It is most common and recommended that 2 executors be appointed. The advantages to this is that if one is not able to act there is still someone who can take on the job, a ‘back up’ executor. It also means that the work can be split between them, making the process more manageable. This can help to reduce stress and pressure by sharing the responsibility.
Who should you choose to be your executor?
When choosing your executor, it’s important to remember that your last wishes will be in their hands, you should pick someone you know will honour your instructions and make decisions that best benefit your estate and its beneficiaries.
Final duties always recommend that you choose an executor that you trust; this could be a family member, friend or other.
Should I choose a family member as executor?
As your first option, you can consider a family member. This is because they are more likely to handle your estate in a sensitive and honourable manner. If your executor is close to your beneficiaries or is also a beneficiary, they are more likely to have everyone’s best interests at heart.
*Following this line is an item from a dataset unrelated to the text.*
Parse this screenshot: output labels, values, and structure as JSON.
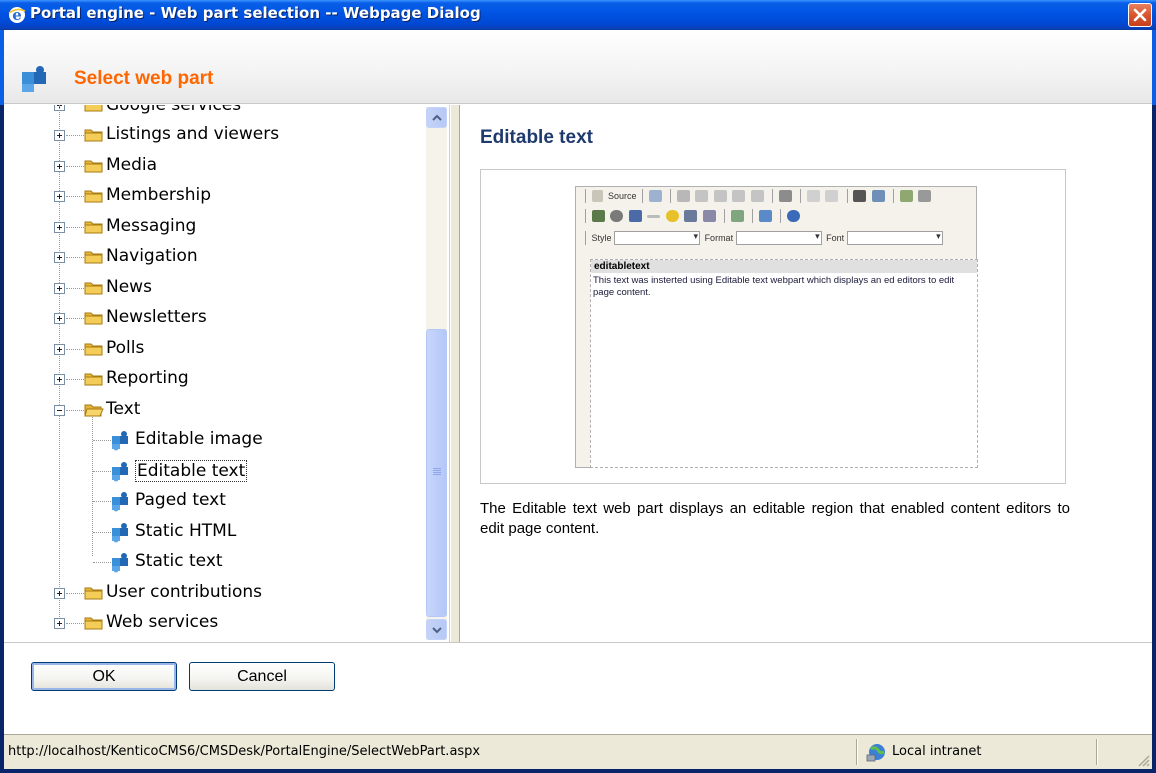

Naming a family member also allows more options when it comes to the administration of the estate. Your executor will have the option to administer the estate themselves (if the estate is simple or probate is not required) which could save money on unnecessary solicitors fees, the benefits of which could be passed onto your beneficiaries.
If your estate is more complicated, you can still name a family member as your executor but entrust them with the decision about which solicitor would be best for the estate. This allows them the opportunity to shop around for a competitive price and service, which in turn could save your estate thousands that could be passed on to your beneficiaries.
You should choose a family member that you believe is responsible and also capable of handling your affairs. Instructing them on your wishes whilst you are still around will make their job easier. So, once you have decided on your executor it would be a good idea to talk them through your assets and your wishes so when the time comes, they know where to start.
Should I choose a professional to be my executor?
Naming a solicitor as an executor can be considered a good option if your estate is complicated and you do not have any family or friends you trust to engage a solicitor upon your death. Having a solicitor administer the estate can provide some comfort that your estate is going to be handled properly. This comfort does however comes at a cost so when choosing a solicitor as an executor it is important to understand how they are going to charge your estate for their work.
Solicitors can charge in different ways, an hourly rate, a percentage of the estate or a combination of both. Unfortunately, there are incidences of solicitor’s fees being excessive and not reflective of the actual work that has taken place.
When a solicitor is named as the sole executor it can be difficult for the beneficiaries or next of kin to have them removed if their fees are high or their service is lacking. This is because nothing is forcing a solicitor to renounce, and they can be more resistant.
When choosing a solicitor as executor make sure you take your time to find the right one for you and your estate. It would be worth considering naming a family member or friend as a joint executor so that their work can be monitored rather than giving them absolute authority.
It is rare for a testator to actively choose a bank as their executor they are most commonly written into a Will when the testator has their Will written by the bank (usually during a free Will promotion).
When a bank is named as executor the administration will actually be done by an independent probate provider and although this does guarantee that your estate is going to get administered, they often charge on a percentage rate and that rate is usually higher than you would find if you approached a solicitor independently. There is also nothing forcing a bank to renounce their executorship making it difficult for the deceased’s beneficiaries to prevent unfair fees.